Sigrid Kendall, née Baroness Rüdt von Collenberg, was born in 1930 into the rarefied world of Central European aristocracy with all that title and wealth afforded—castles, estates, and hunting lodges throughout Germany, the Netherlands and Poland, idyllic playgrounds of nature, horseback riding, carriage rides, and nights at the opera.
Her childhood, however, coincided with the rise of Hitler, and by the time she was nine years old, her country was on the march toward Russia; one of her earlier family’s houses had been destroyed in the first Allied air raid; and her beloved father, an officer with the German cavalry, had been killed. Yet through a child’s eyes, Germany was home and Hitler, with his mesmerizing radio voice, promising “a thousand years of peace,” seemed like the rightful leader.
Post-war Germany brought to her teenage self a different story, a different life—one of shame for the atrocities her country committed, and one in which the complete devastation of her country was the great equalizer among the people. The impact that those post-war years had on Kendall would have a lasting effect on her worldview: to question authority; to earn what you get; and to look out not only for others, but also for yourself.
She carried this philosophy with her into a new life in America—immigrating at age twenty-three, newly wedded—and it kept her grounded, even as she fell in love for a second time and assumed the unlikely role of “corporate wife” upon marrying one of the most powerful corporate leaders in the United States. Her life suddenly became one filled with entertaining heads of state and traveling the world over. But for Kendall, her children would always come first and Germany would keep hold of her heart.
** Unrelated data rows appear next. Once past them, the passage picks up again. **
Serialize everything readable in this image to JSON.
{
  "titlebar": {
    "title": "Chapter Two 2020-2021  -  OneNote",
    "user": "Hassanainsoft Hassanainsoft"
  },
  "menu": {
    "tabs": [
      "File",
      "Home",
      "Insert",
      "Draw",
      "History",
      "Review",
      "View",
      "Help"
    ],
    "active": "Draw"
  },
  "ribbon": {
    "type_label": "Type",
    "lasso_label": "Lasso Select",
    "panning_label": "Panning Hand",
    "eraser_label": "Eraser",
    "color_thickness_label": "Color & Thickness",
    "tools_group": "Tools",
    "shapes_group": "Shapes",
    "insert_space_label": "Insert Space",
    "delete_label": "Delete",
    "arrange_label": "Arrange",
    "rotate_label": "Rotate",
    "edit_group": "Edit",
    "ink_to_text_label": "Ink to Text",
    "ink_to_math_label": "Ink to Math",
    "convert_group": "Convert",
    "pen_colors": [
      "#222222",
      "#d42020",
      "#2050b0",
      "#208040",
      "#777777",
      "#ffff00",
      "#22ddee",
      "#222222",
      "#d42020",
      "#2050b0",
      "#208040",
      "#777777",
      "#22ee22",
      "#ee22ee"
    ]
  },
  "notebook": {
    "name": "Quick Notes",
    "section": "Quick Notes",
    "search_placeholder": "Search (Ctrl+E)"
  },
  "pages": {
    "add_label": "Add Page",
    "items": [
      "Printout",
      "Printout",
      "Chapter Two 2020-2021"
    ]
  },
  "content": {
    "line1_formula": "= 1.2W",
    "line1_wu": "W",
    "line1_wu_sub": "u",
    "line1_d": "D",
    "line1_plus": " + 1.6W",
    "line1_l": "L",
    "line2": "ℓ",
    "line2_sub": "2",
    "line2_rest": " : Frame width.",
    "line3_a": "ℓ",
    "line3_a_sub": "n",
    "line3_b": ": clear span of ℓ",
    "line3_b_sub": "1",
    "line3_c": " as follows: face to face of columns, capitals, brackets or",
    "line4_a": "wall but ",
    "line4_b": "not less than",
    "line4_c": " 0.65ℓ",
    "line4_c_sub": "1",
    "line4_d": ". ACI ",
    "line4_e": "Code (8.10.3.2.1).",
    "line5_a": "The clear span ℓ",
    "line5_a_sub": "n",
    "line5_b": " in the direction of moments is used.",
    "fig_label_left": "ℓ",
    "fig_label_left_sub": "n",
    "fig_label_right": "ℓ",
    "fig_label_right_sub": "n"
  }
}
Narrated with candor and grace, My Many Lives is a deeply moving account of a remarkable life, fractured into so many lives with its unexpected turns, and the true importance of love, loyalty, and resilience.